In the end, what made the trip truly memorable was the people I worked with, lived with, and interacted with. Leaving home going to a new place can be very stressful. However, we had a great support system in the country. The first people I met in Guatemala were my teammates. They were from Australia, China, Hong Kong, England, Romania, Singapore, and the U.S. We had many interesting characters and different personalities. Nevertheless, we all had one mission in Guatemala and we related to each other through our concern for human rights. Once the trip came to end, I realized the first thing I will miss is the people that I worked with.

The view from Tajumulco, the highest mountain in Central America.

The view from Tajumulco, the highest mountain in Central America.
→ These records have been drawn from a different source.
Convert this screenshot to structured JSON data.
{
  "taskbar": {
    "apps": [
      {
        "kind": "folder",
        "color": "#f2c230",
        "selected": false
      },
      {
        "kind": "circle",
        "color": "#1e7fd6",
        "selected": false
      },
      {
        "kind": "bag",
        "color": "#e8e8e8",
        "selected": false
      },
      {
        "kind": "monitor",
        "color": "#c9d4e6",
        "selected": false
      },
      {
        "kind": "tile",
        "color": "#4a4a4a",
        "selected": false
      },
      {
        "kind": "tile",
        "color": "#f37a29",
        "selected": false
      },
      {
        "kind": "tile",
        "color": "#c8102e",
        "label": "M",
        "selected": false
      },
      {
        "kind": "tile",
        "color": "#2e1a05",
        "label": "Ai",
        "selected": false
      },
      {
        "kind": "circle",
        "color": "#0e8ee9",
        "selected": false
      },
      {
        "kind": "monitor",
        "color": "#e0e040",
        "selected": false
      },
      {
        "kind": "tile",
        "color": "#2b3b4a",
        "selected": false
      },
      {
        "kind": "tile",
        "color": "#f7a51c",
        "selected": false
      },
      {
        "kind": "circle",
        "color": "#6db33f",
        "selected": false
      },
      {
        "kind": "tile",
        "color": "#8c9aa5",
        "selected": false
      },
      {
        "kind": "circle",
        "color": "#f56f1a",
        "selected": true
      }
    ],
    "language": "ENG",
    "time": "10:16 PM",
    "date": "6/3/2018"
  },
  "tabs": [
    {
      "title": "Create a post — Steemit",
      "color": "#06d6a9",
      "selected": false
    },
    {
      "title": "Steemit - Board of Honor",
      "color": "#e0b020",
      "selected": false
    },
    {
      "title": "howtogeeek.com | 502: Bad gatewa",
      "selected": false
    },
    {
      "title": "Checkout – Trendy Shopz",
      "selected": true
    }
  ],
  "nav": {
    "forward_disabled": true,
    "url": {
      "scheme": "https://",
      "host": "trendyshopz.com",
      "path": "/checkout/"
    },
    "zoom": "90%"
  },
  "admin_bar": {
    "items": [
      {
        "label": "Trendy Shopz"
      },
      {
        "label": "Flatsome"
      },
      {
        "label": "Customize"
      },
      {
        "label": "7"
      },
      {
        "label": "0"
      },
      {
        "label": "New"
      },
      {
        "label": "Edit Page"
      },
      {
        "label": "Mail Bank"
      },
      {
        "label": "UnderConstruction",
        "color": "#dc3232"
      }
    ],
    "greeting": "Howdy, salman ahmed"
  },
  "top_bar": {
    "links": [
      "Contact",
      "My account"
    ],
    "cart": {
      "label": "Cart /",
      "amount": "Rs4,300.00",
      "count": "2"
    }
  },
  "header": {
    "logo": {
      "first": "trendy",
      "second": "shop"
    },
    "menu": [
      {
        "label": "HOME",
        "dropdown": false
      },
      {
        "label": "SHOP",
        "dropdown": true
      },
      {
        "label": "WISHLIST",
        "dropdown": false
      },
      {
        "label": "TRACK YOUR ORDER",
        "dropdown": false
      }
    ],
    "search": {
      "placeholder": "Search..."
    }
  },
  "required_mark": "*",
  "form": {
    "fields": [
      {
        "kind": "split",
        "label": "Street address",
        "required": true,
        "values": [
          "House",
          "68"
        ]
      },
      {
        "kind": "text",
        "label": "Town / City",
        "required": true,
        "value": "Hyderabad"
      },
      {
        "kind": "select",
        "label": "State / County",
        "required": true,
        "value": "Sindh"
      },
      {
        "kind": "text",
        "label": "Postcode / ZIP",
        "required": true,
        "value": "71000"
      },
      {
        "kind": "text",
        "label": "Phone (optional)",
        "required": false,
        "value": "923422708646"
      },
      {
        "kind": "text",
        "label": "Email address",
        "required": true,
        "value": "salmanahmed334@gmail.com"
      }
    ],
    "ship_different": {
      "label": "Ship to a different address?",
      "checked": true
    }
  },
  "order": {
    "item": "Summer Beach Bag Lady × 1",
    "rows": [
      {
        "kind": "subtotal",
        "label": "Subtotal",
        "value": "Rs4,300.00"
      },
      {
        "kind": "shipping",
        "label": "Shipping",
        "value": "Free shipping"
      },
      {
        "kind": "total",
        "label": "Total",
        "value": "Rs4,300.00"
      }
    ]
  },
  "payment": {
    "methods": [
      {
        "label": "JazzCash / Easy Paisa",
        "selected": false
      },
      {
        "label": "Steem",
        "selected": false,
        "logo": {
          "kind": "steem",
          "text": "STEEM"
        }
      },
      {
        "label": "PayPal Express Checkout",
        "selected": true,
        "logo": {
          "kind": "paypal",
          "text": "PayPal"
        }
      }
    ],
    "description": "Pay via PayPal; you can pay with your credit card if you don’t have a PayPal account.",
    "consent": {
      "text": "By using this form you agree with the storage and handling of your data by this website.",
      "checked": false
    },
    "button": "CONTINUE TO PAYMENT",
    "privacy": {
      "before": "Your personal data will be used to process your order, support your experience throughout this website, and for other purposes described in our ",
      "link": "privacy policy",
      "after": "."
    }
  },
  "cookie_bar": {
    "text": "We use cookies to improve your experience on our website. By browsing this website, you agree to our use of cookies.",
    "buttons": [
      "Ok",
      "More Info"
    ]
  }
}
Secondly, the experiences of living with Guatemalan families further enriched our understanding of the culture and the Guatemalan people. I spent my first week living with a family in Xela and then two weeks with a different family in Antigua. Through my families and stories I heard from my colleagues about their families, I came to realize how friendly and fun the Guatemalan people are. My family loves to laugh and jokes around. I was impressed that the people were far less concerned when it came to race or physical features. For example, they will call an African American ‘blacky’ or ‘browny’ or call Asians ‘Chinos’ or ‘Chinas’. If someone is tall, short, or fat, they are going to call it like they see it. And the people do not mean to be offensive or serious. I think this is a very big contrast between American culture and Guatemalan. I agree that people should be proud and not ashamed or sensitive of who they are. Nonetheless, every country has experienced a different history that makes it unique.

My only disappointment in Guatemalan culture came from the food. I was expecting very tasty food upon arrival. However, in my opinion Guatemalan food is not the best. Regardless of that, the country’s beauty and greatness make up for any faults it may have.

Finally, because of the SEC I was able to experience a lot of personal growth, enhance my perspective on life, and gain a better understanding of how to make a difference in the world. I first heard about the SEC as I was browsing my school’s website. What attracted me to the organization was the keyword entrepreneur. One of my goals is to hopefully become an entrepreneur and I thought this program might be a great resource or opportunity. However, as I researched it, I learned that this was a different kind of entrepreneurship, it had the goal of social change attached to it. I saw this program as a way to experience the business side of an organization as well as work to make a difference. This program had a great impact on me, and I would encourage every student to participate in similar programs.